by Tom Van Dyke
Well, there's been a big hubbub and some decent discussion around here lately about the Pledge of Allegiance, especially the "under God" part that was added in 1954, apparently American society's response to the growing godless worldwide Communist hegemony. Not an unreasonable fear. The Commies took over a helluva lot of countries. By ideology, and by force.
Me, I could live without the Pledge today in 2008---it seems the squabbling about it diminishes any utility it might have once had. Seems like a cudgel to beat "God" out of our public square, the exact opposite of its original intent.
And it's not good to drag our kids into our adult conversations and controversies, since the kids who opt out of "under God" might get the fisheye from their religious classmates---or vice-versa if they put it back in, depending on how "cosmopolitan" the school is. It puts in a dimension of social coercion and conformity that even most religionists should be uncomfortable with.

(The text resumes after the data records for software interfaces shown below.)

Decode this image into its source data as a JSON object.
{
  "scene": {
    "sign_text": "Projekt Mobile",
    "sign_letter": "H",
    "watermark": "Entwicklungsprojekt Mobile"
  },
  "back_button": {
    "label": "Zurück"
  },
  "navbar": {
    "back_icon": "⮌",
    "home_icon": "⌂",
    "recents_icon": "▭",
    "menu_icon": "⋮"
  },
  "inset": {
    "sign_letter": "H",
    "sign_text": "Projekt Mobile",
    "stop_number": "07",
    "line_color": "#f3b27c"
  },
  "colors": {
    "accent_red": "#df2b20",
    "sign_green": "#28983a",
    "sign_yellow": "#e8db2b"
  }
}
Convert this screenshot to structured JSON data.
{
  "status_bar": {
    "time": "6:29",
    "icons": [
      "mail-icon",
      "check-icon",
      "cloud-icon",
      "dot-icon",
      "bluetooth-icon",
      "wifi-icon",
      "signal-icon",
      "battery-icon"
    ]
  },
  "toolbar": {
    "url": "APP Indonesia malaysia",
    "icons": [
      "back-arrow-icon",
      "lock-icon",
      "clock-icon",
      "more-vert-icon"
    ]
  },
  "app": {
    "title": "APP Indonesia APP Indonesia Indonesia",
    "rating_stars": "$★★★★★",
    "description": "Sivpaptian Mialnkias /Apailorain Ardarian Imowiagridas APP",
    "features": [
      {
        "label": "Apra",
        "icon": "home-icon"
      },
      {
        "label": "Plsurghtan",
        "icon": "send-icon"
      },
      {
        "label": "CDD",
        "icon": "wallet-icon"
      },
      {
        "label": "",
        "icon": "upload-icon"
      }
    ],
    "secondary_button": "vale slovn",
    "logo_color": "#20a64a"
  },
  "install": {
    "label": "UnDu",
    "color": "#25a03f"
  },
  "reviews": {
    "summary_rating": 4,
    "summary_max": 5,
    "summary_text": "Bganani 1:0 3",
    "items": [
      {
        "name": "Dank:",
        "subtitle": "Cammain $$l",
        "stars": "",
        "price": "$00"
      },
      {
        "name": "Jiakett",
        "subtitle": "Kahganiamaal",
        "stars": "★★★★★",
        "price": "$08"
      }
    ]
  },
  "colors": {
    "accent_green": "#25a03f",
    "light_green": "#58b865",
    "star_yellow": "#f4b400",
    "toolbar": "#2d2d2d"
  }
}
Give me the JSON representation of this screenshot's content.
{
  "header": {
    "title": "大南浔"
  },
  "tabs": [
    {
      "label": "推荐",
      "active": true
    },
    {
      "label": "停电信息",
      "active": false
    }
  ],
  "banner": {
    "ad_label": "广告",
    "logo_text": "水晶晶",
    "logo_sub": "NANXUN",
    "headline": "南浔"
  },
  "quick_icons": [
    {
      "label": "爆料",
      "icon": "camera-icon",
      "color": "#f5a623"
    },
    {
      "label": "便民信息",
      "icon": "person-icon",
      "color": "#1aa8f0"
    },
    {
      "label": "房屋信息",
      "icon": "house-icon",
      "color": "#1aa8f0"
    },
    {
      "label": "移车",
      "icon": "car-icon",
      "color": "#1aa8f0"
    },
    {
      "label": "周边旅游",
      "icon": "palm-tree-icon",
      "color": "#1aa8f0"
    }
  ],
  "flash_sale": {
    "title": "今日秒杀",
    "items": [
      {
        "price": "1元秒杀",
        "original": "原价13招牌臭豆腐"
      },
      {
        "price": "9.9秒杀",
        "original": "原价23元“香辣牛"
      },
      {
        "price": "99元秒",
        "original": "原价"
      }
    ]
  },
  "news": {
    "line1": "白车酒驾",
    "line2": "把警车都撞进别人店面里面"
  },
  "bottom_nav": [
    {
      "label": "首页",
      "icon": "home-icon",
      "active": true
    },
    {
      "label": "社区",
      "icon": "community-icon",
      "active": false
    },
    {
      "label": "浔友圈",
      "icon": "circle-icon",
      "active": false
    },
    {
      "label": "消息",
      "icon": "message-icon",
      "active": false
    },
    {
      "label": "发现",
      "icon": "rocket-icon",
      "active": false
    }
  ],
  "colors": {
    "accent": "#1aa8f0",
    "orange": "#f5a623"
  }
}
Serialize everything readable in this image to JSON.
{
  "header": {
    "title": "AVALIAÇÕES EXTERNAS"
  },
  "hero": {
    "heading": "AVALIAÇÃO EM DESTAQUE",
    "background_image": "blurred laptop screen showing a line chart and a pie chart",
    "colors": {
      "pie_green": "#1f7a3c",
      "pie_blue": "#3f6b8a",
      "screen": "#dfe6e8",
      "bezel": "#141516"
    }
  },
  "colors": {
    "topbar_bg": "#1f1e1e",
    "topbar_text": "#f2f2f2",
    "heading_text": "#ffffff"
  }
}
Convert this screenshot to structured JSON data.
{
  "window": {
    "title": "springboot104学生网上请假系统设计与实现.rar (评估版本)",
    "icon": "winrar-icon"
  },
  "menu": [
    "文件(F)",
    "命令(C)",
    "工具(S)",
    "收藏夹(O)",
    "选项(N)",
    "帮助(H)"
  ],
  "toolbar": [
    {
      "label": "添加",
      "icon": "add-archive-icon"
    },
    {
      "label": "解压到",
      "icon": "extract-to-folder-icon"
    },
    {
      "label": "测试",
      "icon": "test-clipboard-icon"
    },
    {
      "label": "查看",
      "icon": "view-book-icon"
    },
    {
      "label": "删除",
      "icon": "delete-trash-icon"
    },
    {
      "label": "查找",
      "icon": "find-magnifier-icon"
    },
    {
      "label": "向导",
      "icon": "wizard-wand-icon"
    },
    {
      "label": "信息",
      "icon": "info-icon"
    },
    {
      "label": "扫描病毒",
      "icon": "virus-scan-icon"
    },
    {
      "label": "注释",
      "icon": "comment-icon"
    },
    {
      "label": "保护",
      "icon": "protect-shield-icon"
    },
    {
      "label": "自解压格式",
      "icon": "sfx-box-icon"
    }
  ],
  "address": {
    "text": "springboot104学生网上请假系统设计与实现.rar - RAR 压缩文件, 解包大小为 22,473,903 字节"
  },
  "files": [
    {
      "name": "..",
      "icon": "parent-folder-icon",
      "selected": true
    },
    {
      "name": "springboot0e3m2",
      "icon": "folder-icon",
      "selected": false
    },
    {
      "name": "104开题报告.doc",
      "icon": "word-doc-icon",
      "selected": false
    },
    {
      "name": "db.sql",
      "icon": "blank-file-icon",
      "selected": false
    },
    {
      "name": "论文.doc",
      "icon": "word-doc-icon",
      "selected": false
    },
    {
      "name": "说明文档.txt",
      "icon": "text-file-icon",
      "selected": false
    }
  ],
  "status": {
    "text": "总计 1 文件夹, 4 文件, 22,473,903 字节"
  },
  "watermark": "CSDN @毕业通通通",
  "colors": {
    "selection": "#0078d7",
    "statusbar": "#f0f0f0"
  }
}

Takes all the unum out of our pluribus, which is the whole point of the Pledge in the first place.
But in principle, I don't give a damn that some atheist finds hearing "under God" an offense to his sensibilities, or feels "diminished" as a patriotic American when he stays silent during that part. This nation has always made room for conscientious objectors, going back to the debate on the Second Amendment when it was thought the militia clause might obligate Quakers to bear arms, which is against their religion. They don't bear arms to this day, and similarly, it's entirely proper to "opt out" of the "under God" part.
Right now, Michael Newdow enjoys an appellate victory from the Ninth Circuit, somewhat putting the Pledge on ice. But the Ninth Circuit is America's most radical one, the one that's overturned most often at the top level. It's likely the Pledge will end up in front of the Supreme Court somehow someday.
And judging by the decisions in similar cases over the past 50 years, I think the odds are on Newdow's side. But mebbe somebody will ask the members of the Court to look at their own oath of office, written in the first days of the very Founding of our nation in the Judiciary Act of 1789:
"I, A. B., do solemnly swear or affirm, that I will administer justice without respect to persons, and do equal right to the poor and to the rich, and that I will faithfully and impartially discharge and perform all the duties incumbent on me as [blank], according to the best of my abilities and understanding, agreeably to the constitution, and laws of the United States.
So help me God.”
Huh? What was that? "So help me God?"
One of my blogbrothers spent a considerable amount of time working for or with Michael Newdow to track down whether George Washington added "So help me God" when he took the office of president. [Yeoman's work here, and proving to near-certainty that Washington did not say it. Well done, Ray.]
But whether Washington informally added "So help me God" is small potatoes compared to Congress formally putting it into a Supreme Court justice's oath, wouldn't you think?
And the previous section 7, requiring the same oath of judicial clerks, allows them to "opt out" of the "God" part---
"Which words, so help me God, shall be omitted in all cases where an affirmation is admitted instead of an oath."
So, there should be no problem here. A norm, a custom and practice is established among the very first acts of the new Congress, the trap door left open for freedom of conscience. No coercion---no harm, no foul.
Opt out. Conscientious objection. Freedom of conscience is preserved.
Perhaps in our era of the "living Constitution," the Justices will someday see fit to rewrite their own oaths while they're consigning "under God" to the ashcan of history.
Because they should rewrite their own oath of office (as written by Congress) and trash the "under God" thing (as written by Congress) at the same time, because they are one in the same.
Then we'll establish once and for all who's in charge of this here country. Not the elected president, and not the elected Congress. The courts. Because if and when they decide in 2009 or 2012 or 2020 that one of the very first acts of Congress in 1789 is unconstitutional, then everything's up for grabs.
Everything, folks, no lie. So help me God.